For the moment, the isolation of infected people, physical distancing, good hand hygiene, extensive testing, and the wearing of masks all remain front-line responses to the virus.

Professor Kidd says: “These are things that we are now taking for granted which would have seemed impossible in Australia eight months ago.”

“So, things have changed dramatically, including in our workplaces. Who thought we could have had so many people working from home rather than going into an office each day? Essential services are still in their workplaces but a lot of people who previously occupied office tower blocks in the central business districts of our major cities are now working from home.

“It seems that many people are still very productive by doing so, a lot of which is thanks to the technology that we now have available to us.

“But there are a few things that worry me about this scenario. I find that teleconferences and video conferences work well with people with whom you have an established working relationship but they work less well with people you don’t know.

“I worry for people coming into the workforce and people who are changing jobs about how are they going to build the relationships with their colleagues which are so fundamental to the way we work.

“Also, a lot of productivity and innovation occurs in workplaces where people come together, a good example of which are our universities.

“So, I think we need to come to some sort of happy balance about what we are doing because human beings are social beings and we are not used to being totally on our own. We are used to getting together with significant numbers of other people.

“Having said that though, one of the features of past epidemics and pandemics is that you do get great innovation occurring when people are in isolation – you get great works of art, music and literature, and amazing discoveries.

“I think we have already seen that in relation to some of the science that has already occurred. The rapid work on vaccines worldwide has been extraordinary but we have also seen huge leaps forward in many public health measures, in the way we deliver health care with the use of telehealth, and with people using social media and new technologies in all sorts of different ways.”

In relation to a vaccine, Professor Kidd said “the pace that a number of these promising solutions are moving through the different phases in the development process is really impressive and very heartening”.

“However, you can’t predict how long it is going to take before the first one of these gets to a point where its proven to be safe and effective and providing long-lasting protection to the majority of people.

“A vaccine also needs to be a product that can be developed en masse for seven billion people because there is no point just having a vaccine for Australia - we need a vaccine that is going to be distributed to people all around the world if we are going to be able to reopen our borders and move to whatever ‘new normal’ life looks like.

“It’s likely we will never again be living like we were in 2019 – some of the changes are going to be with us in the future and some of the very rapid technological developments that we have seen are here to stay. And that’s exciting.”

Background: Professor Kidd was previously Executive Dean of the Faculty of Medicine, Nursing and Health Sciences at Flinders University for eight years and, more recently, spent three years as Chair of Family and Community Medicine at the University of Toronto, Canada. He returned to Australia in March 2020 to take up the dual roles of Deputy Chief Medical Officer in the Commonwealth Department of Health and Professor of Primary Care Reform at The Australian National University. Amongst a range of professional appointments, Professor Kidd has previously served as the elected President of the Royal Australian College of General Practitioners (2002-2006) and President of the World Organization of Family Doctors (2013-2016).

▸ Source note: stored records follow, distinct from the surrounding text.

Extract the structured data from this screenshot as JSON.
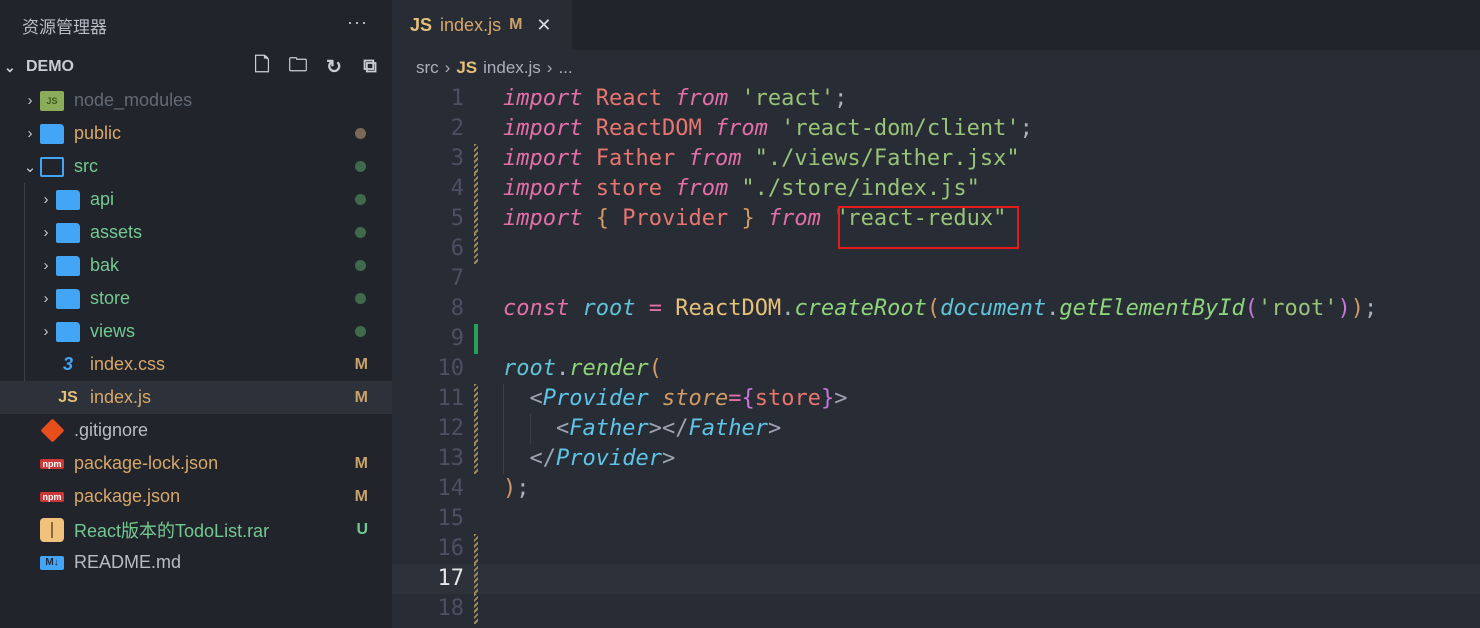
{
  "sidebar": {
    "title": "资源管理器",
    "more": "···",
    "project": "DEMO",
    "actions": [
      {
        "name": "new-file",
        "glyph": "🗋"
      },
      {
        "name": "new-folder",
        "glyph": "🗀"
      },
      {
        "name": "refresh",
        "glyph": "↻"
      },
      {
        "name": "collapse-all",
        "glyph": "⧉"
      }
    ],
    "items": [
      {
        "label": "node_modules",
        "depth": 0,
        "kind": "folder-node",
        "chev": "›",
        "color": "#636a75"
      },
      {
        "label": "public",
        "depth": 0,
        "kind": "folder",
        "chev": "›",
        "color": "#d7a76a",
        "dot": "#7a6a55"
      },
      {
        "label": "src",
        "depth": 0,
        "kind": "folder-open",
        "chev": "⌄",
        "color": "#73c991",
        "dot": "#3f6a4c"
      },
      {
        "label": "api",
        "depth": 1,
        "kind": "folder",
        "chev": "›",
        "color": "#73c991",
        "dot": "#3f6a4c"
      },
      {
        "label": "assets",
        "depth": 1,
        "kind": "folder",
        "chev": "›",
        "color": "#73c991",
        "dot": "#3f6a4c"
      },
      {
        "label": "bak",
        "depth": 1,
        "kind": "folder",
        "chev": "›",
        "color": "#73c991",
        "dot": "#3f6a4c"
      },
      {
        "label": "store",
        "depth": 1,
        "kind": "folder",
        "chev": "›",
        "color": "#73c991",
        "dot": "#3f6a4c"
      },
      {
        "label": "views",
        "depth": 1,
        "kind": "folder",
        "chev": "›",
        "color": "#73c991",
        "dot": "#3f6a4c"
      },
      {
        "label": "index.css",
        "depth": 1,
        "kind": "css",
        "color": "#d7a76a",
        "badge": "M"
      },
      {
        "label": "index.js",
        "depth": 1,
        "kind": "js",
        "color": "#d7a76a",
        "badge": "M",
        "selected": true
      },
      {
        "label": ".gitignore",
        "depth": 0,
        "kind": "git",
        "color": "#b7bcc6"
      },
      {
        "label": "package-lock.json",
        "depth": 0,
        "kind": "npm",
        "color": "#d7a76a",
        "badge": "M"
      },
      {
        "label": "package.json",
        "depth": 0,
        "kind": "npm",
        "color": "#d7a76a",
        "badge": "M"
      },
      {
        "label": "React版本的TodoList.rar",
        "depth": 0,
        "kind": "zip",
        "color": "#73c991",
        "badge": "U",
        "badge_color": "#73c991"
      },
      {
        "label": "README.md",
        "depth": 0,
        "kind": "md",
        "color": "#b7bcc6"
      }
    ],
    "icon_text": {
      "js": "JS",
      "npm": "npm",
      "md": "M↓",
      "css": "3",
      "node": "JS"
    }
  },
  "tab": {
    "icon": "JS",
    "label": "index.js",
    "badge": "M",
    "close": "✕"
  },
  "breadcrumb": {
    "items": [
      "src",
      "index.js",
      "..."
    ],
    "sep": "›",
    "icon": "JS"
  },
  "code": {
    "current_line": 17,
    "lines": [
      {
        "n": "1",
        "t": [
          [
            "import",
            "kw"
          ],
          [
            " React ",
            "id"
          ],
          [
            "from",
            "kw"
          ],
          [
            " 'react'",
            "str"
          ],
          [
            ";",
            "pn"
          ]
        ]
      },
      {
        "n": "2",
        "t": [
          [
            "import",
            "kw"
          ],
          [
            " ReactDOM ",
            "id"
          ],
          [
            "from",
            "kw"
          ],
          [
            " 'react-dom/client'",
            "str"
          ],
          [
            ";",
            "pn"
          ]
        ]
      },
      {
        "n": "3",
        "g": "mod",
        "t": [
          [
            "import",
            "kw"
          ],
          [
            " Father ",
            "id"
          ],
          [
            "from",
            "kw"
          ],
          [
            " \"./views/Father.jsx\"",
            "str"
          ]
        ]
      },
      {
        "n": "4",
        "g": "mod",
        "t": [
          [
            "import",
            "kw"
          ],
          [
            " store ",
            "id"
          ],
          [
            "from",
            "kw"
          ],
          [
            " \"./store/index.js\"",
            "str"
          ]
        ]
      },
      {
        "n": "5",
        "g": "mod",
        "t": [
          [
            "import",
            "kw"
          ],
          [
            " ",
            "pn"
          ],
          [
            "{",
            "br"
          ],
          [
            " Provider ",
            "id"
          ],
          [
            "}",
            "br"
          ],
          [
            " ",
            "pn"
          ],
          [
            "from",
            "kw"
          ],
          [
            " \"react-redux\"",
            "str"
          ]
        ]
      },
      {
        "n": "6",
        "g": "mod",
        "t": []
      },
      {
        "n": "7",
        "t": []
      },
      {
        "n": "8",
        "t": [
          [
            "const",
            "kw"
          ],
          [
            " ",
            "pn"
          ],
          [
            "root",
            "var"
          ],
          [
            " = ",
            "kw"
          ],
          [
            "ReactDOM",
            "cls"
          ],
          [
            ".",
            "pn"
          ],
          [
            "createRoot",
            "fn"
          ],
          [
            "(",
            "br"
          ],
          [
            "document",
            "var"
          ],
          [
            ".",
            "pn"
          ],
          [
            "getElementById",
            "fn"
          ],
          [
            "(",
            "par"
          ],
          [
            "'root'",
            "str"
          ],
          [
            ")",
            "par"
          ],
          [
            ")",
            "br"
          ],
          [
            ";",
            "pn"
          ]
        ]
      },
      {
        "n": "9",
        "g": "add",
        "t": []
      },
      {
        "n": "10",
        "t": [
          [
            "root",
            "var"
          ],
          [
            ".",
            "pn"
          ],
          [
            "render",
            "fn"
          ],
          [
            "(",
            "br"
          ]
        ]
      },
      {
        "n": "11",
        "g": "mod",
        "ig": [
          1
        ],
        "t": [
          [
            "  ",
            "pn"
          ],
          [
            "<",
            "tag"
          ],
          [
            "Provider",
            "comp"
          ],
          [
            " ",
            "pn"
          ],
          [
            "store",
            "attr"
          ],
          [
            "=",
            "kw"
          ],
          [
            "{",
            "par"
          ],
          [
            "store",
            "id"
          ],
          [
            "}",
            "par"
          ],
          [
            ">",
            "tag"
          ]
        ]
      },
      {
        "n": "12",
        "g": "mod",
        "ig": [
          1,
          2
        ],
        "t": [
          [
            "    ",
            "pn"
          ],
          [
            "<",
            "tag"
          ],
          [
            "Father",
            "comp"
          ],
          [
            "></",
            "tag"
          ],
          [
            "Father",
            "comp"
          ],
          [
            ">",
            "tag"
          ]
        ]
      },
      {
        "n": "13",
        "g": "mod",
        "ig": [
          1
        ],
        "t": [
          [
            "  ",
            "pn"
          ],
          [
            "</",
            "tag"
          ],
          [
            "Provider",
            "comp"
          ],
          [
            ">",
            "tag"
          ]
        ]
      },
      {
        "n": "14",
        "t": [
          [
            ")",
            "br"
          ],
          [
            ";",
            "pn"
          ]
        ]
      },
      {
        "n": "15",
        "t": []
      },
      {
        "n": "16",
        "g": "mod",
        "t": []
      },
      {
        "n": "17",
        "g": "mod",
        "t": []
      },
      {
        "n": "18",
        "g": "mod",
        "t": []
      }
    ]
  }
}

To receive updates when articles are posted to the SACES Economic Policy Forum, please sign up for email updates through the front page or follow us on Twitter

Tagged in Commentary, COVID-19